But it seems as though Frank's death smoothed all the rough edges off our relationship, leaving behind something ideal, untouchable, and intimidating to men.
Some guys have even turned my widowhood into a weird power struggle, a game of "Whose life is harder?
ONE MARCH AFTERNOON IN 2010, I logged on to Facebook and glanced at my relationship status.
My 42-year-old husband, Frank, had been dead for a month, but it still said "Married." Then, in a surreal, only-in-the-21st-century moment, I changed it to "Widowed." I hesitated, but I had to do it: No word but So, at age 39, after seven years of marriage, I was no longer married; I was a widow.
And one morning, when I left the hospice to feed our cats and make some calls, Frank died.
A chaplain led me by the hand to her office, and I sank to the floor, crying, deeply sad--and guilt-ridden--that I had not been with him at the very end.
One date was texting me regularly to make plans and tell me jokes, only to downgrade his correspondence to Facebook the more he learned about my past, then fade out completely.
He never conveyed the reason he bailed, but it was clear he wanted someone breezy and uncomplicated.

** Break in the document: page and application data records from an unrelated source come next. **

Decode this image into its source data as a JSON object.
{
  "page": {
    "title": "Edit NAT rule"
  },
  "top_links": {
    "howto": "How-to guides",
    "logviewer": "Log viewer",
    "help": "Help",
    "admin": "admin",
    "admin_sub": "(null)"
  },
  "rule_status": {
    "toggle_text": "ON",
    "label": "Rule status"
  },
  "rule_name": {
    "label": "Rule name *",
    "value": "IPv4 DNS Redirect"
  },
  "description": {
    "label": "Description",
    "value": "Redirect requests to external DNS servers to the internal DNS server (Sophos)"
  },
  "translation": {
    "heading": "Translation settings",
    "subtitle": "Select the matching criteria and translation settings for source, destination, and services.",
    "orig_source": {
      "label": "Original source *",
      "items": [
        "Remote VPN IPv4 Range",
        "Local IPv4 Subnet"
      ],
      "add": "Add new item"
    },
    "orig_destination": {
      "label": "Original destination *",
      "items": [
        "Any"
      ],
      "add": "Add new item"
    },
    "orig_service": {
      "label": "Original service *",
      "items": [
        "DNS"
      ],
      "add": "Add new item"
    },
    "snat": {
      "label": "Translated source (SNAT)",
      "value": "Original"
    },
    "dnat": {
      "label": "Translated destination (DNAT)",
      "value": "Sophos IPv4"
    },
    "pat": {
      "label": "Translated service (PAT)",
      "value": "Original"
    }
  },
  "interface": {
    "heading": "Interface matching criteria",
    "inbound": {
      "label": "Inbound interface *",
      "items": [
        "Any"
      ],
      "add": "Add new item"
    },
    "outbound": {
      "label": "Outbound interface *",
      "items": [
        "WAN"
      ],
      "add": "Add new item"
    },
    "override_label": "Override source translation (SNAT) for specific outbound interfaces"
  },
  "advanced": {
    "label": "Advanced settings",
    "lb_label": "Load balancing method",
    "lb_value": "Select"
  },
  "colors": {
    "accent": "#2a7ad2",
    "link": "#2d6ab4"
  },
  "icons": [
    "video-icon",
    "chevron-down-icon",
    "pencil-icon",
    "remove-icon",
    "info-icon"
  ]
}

In hindsight, I admit that wearing my wedding ring and discussing Frank may have signaled that I wasn't ready to move on.
At a young age, I concluded that widows were different from other women, set apart, other. Not long ago, I met a man with whom I instantly hit it off.